GS: After freshman year in college, I started working at Sandia National Labs in the Fire Safety Department, which actually has nothing to do with health. After that year, I got into the Biosensors and Nanomaterials Group. The person I was working for was working on a low-cost TB detection device both to detect TB and to predict antibiotic resistance; that was my first real exposure to working on a health project, and I loved it. It was a really impactful experience and TB is really a huge issue, especially in terms of antibiotic resistance. I was able to see the power of taking EE and solving health problems not only here in the First World but also solving health problems in a low-resource setting. It was really that TB project that got me interested in doing more low-cost medical diagnostics. I took a roundabout path in grad school, but now I’m coming back to it. The ones I work on now are urinalysis. The biggest issue I work on is with women’s health and urinary tract infections (UTIs). One of my friends has chronic UTIs and [goes] into the clinic to get diagnosed, so the whole point of the project now is to do that stuff at home or even in low-resource settings.
TSD: How does low-cost engineering differ from normal design?
GS: It takes a little bit more creativity. You’re trying to accomplish things that [are] accomplished in the clinic with a $10,000 machine, and you’re trying to make something on par with that for one or two dollars. To do that, you have to grab knowledge from a whole bunch of different areas. I work on optics, but most of the work is really on the materials and manufacturing cost. In order to do low-cost, you have to be … versatile with your knowledge base in order to make something that works.
TSD: What was your approach to designing your device?
GS: It started off with identifying the problem – UTIs. They are these dipsticks with little pads that change color based on what is in your urine. The problem is that if someone tries to do it at home, there is a lot of user error associated with it. So, if I go to the doctor and tell them the results of my dipstick, they will run the dipstick again. Our initial project was to take out that user error, so we made a nice box and manifold so people can do it at home or in low-resource situations … Now, we’re focused on taking that urinalysis test and adding functionality, which requires more of the design process and engineering to figure out how to do these things on a small scale. It is not just about building the device, but designing more of it.
TSD: What are your plans after you complete your project?
GS: I want to continue doing low-cost postdoc; I don’t know if it will be specifically urinalysis. Most of us on the project are invested in building a prototype, but none of us are super interested in starting a business with it. We’re hoping that someone will be interested enough in the product to take it and run.
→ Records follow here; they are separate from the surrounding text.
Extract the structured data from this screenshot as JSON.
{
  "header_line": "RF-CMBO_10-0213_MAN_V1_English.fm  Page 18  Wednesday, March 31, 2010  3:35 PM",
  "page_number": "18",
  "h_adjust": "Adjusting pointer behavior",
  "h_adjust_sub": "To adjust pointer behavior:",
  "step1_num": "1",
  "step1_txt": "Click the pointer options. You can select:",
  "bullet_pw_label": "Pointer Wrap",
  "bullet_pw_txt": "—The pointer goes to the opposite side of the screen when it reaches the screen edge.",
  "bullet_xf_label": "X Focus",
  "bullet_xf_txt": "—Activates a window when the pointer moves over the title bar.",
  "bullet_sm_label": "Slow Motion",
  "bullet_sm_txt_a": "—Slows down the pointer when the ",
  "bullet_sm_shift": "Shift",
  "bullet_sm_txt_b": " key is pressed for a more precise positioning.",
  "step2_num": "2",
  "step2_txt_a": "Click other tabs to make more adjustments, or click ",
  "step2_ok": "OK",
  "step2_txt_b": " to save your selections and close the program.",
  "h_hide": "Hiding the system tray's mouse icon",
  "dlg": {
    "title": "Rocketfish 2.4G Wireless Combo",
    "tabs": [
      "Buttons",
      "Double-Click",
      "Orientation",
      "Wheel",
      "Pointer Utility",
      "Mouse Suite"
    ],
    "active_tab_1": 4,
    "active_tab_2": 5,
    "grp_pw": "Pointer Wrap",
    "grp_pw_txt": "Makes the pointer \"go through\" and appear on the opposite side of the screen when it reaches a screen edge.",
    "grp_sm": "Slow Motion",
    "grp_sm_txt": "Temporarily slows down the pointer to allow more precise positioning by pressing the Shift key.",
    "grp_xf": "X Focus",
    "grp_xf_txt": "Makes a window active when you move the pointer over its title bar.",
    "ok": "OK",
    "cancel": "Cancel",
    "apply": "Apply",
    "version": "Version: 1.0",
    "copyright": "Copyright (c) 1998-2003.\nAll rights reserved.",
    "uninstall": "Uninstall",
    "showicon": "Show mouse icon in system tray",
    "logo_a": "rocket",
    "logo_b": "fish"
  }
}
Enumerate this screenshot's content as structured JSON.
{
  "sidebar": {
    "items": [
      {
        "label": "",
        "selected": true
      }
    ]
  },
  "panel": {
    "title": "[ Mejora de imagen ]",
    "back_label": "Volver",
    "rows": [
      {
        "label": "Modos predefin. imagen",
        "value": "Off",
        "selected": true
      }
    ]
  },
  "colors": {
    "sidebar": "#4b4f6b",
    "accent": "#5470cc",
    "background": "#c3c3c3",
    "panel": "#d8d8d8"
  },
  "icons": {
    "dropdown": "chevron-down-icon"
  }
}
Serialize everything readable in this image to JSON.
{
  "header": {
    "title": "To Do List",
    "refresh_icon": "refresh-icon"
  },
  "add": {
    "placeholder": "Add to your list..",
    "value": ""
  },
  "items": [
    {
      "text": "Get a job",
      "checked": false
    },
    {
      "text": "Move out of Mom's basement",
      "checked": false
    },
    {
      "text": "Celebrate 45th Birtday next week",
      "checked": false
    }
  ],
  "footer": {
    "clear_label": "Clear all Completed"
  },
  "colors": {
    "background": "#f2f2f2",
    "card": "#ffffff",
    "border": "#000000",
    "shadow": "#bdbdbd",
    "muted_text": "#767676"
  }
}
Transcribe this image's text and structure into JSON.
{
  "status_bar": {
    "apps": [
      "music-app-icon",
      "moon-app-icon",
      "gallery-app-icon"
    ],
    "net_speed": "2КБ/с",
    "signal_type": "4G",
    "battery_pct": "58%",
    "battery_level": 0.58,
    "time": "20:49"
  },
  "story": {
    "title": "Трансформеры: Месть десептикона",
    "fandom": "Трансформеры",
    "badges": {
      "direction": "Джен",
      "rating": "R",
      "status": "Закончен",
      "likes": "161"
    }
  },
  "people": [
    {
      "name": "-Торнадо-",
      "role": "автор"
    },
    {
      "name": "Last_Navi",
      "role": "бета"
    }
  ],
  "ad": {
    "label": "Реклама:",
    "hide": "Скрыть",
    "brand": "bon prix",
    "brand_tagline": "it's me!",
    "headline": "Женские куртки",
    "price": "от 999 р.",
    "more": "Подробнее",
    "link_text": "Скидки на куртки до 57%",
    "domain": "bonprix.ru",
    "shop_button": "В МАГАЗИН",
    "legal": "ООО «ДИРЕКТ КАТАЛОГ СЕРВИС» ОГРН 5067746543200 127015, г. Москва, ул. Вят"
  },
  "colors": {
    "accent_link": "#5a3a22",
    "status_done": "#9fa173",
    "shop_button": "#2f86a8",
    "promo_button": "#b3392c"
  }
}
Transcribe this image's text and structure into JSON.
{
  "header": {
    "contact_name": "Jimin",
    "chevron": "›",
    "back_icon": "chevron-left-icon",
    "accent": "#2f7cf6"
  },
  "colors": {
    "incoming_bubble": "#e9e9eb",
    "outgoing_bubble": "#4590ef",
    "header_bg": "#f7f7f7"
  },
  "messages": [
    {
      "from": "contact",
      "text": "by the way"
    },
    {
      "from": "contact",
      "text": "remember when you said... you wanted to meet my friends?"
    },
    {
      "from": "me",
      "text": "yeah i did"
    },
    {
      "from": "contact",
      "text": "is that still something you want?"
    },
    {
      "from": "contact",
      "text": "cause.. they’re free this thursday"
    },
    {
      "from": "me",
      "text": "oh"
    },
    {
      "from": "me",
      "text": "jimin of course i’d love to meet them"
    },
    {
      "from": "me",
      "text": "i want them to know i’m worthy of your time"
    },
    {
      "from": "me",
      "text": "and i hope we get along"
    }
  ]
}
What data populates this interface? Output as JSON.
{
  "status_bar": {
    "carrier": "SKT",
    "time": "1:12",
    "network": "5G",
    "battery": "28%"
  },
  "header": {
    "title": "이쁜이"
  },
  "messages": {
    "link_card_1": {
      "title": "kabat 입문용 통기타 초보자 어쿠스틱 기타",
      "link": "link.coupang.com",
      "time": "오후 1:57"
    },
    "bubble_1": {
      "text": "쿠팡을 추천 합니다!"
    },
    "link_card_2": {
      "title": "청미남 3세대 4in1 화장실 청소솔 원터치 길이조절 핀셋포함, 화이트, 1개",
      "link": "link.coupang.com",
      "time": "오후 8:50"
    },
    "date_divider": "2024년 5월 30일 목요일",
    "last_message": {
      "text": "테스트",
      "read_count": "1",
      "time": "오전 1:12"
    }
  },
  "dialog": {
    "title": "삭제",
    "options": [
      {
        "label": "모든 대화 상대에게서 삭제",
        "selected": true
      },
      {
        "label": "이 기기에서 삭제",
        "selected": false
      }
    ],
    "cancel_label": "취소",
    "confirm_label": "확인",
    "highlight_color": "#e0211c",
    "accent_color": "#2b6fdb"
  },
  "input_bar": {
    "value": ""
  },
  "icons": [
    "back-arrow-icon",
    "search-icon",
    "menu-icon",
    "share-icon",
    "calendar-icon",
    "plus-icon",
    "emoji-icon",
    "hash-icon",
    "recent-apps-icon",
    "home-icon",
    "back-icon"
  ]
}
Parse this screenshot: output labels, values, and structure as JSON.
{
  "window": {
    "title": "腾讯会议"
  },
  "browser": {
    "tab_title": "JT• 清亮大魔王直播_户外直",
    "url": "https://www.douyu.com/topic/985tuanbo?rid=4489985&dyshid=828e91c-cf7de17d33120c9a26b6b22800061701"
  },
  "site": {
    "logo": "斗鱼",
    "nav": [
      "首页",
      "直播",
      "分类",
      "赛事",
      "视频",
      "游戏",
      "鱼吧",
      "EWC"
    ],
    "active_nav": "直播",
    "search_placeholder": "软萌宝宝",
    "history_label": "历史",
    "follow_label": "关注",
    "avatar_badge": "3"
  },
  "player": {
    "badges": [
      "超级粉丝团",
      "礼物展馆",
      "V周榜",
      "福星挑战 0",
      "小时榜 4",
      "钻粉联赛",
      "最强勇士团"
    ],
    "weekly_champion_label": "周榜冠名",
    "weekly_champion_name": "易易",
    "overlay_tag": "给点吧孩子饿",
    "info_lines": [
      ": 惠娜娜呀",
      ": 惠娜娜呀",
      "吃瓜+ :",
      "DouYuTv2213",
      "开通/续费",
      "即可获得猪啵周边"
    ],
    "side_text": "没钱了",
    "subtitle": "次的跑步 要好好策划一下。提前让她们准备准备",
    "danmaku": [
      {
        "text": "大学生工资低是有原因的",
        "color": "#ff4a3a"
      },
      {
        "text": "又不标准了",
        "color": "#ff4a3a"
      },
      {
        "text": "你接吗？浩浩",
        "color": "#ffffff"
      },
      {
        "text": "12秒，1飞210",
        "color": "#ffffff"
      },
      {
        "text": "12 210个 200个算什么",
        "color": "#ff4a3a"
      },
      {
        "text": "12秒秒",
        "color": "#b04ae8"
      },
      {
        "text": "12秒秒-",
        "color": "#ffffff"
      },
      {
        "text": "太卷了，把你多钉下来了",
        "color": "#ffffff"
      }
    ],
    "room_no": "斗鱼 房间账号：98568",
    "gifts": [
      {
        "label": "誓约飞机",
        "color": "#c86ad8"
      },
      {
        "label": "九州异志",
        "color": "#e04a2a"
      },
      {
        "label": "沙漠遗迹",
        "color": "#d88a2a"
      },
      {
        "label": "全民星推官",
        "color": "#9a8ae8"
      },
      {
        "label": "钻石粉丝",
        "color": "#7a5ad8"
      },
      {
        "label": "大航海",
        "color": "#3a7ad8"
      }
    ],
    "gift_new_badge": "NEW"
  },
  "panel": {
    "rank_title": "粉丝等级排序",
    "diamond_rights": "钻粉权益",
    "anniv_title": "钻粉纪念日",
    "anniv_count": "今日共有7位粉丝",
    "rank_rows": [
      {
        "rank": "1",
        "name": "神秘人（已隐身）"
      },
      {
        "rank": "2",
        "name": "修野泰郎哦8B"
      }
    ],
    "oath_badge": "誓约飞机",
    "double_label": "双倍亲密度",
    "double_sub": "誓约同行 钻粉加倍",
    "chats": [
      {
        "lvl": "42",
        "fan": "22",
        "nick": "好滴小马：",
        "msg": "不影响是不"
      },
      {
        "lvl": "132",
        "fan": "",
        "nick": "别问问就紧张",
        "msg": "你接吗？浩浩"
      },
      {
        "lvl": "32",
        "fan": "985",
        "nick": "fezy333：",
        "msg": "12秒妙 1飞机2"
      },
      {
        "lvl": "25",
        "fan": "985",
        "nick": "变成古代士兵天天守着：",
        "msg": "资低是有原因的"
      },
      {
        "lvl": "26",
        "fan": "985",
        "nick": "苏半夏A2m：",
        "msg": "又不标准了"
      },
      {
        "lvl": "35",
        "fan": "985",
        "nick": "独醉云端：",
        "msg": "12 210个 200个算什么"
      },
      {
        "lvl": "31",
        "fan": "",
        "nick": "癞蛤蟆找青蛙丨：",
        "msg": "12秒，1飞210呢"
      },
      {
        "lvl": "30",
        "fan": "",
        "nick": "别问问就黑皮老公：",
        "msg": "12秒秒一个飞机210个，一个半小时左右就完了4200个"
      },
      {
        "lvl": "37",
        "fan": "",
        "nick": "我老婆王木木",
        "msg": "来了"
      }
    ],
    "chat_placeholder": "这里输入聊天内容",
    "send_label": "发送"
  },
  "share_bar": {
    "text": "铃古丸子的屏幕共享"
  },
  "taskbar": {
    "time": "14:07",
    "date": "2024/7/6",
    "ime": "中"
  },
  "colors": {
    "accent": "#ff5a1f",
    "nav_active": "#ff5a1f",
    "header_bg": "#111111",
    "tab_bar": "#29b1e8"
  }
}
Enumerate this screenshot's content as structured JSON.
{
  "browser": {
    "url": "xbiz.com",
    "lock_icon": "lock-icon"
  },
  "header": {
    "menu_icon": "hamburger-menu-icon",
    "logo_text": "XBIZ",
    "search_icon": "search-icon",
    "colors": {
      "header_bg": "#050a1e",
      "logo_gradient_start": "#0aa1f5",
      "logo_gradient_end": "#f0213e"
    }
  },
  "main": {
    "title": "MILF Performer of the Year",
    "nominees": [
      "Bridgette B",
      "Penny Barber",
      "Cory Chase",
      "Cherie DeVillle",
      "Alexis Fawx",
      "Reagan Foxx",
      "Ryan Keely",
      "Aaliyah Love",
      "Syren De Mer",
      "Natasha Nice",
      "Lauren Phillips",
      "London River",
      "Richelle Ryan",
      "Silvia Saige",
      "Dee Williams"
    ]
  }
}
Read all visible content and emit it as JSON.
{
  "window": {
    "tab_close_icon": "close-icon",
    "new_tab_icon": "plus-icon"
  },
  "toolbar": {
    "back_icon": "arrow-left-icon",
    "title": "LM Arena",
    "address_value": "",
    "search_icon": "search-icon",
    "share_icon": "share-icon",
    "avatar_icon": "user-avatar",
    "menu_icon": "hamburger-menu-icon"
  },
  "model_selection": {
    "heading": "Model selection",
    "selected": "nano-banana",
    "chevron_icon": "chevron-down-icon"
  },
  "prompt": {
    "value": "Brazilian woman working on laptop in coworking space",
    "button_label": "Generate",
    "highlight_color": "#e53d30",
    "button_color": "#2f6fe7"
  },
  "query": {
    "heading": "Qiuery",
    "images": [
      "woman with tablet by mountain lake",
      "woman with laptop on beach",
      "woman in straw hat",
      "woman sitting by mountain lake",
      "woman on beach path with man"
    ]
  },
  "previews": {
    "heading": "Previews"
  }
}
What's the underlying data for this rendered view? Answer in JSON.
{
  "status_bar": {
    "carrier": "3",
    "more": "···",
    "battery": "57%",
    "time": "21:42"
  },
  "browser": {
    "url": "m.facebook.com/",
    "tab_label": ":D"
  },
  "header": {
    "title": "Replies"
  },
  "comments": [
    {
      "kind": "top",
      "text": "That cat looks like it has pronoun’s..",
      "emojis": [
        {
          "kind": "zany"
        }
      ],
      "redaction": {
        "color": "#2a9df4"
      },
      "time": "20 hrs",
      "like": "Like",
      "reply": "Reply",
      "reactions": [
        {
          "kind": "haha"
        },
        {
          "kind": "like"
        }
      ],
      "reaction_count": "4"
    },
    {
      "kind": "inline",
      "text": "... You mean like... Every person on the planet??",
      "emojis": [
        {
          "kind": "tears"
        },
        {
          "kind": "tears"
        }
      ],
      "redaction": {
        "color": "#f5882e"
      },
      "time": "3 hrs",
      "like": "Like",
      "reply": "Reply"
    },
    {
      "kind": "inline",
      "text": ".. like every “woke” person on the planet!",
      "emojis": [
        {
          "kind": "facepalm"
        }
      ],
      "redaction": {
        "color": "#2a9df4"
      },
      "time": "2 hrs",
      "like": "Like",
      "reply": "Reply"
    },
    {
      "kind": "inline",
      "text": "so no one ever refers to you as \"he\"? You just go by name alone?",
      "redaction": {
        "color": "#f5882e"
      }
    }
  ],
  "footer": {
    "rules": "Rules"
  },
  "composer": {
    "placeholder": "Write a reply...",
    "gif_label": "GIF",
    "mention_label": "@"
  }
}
We have all of the protections and patents in order to commercialize it; it is just not my desire. It would be really cool to see [something] I designed come to fruition somewhere. I’d like to continue working on low-cost and eventually get a professorship somewhere.
Contact Josh Wagner at jwagner4 ‘at’ stanford.edu.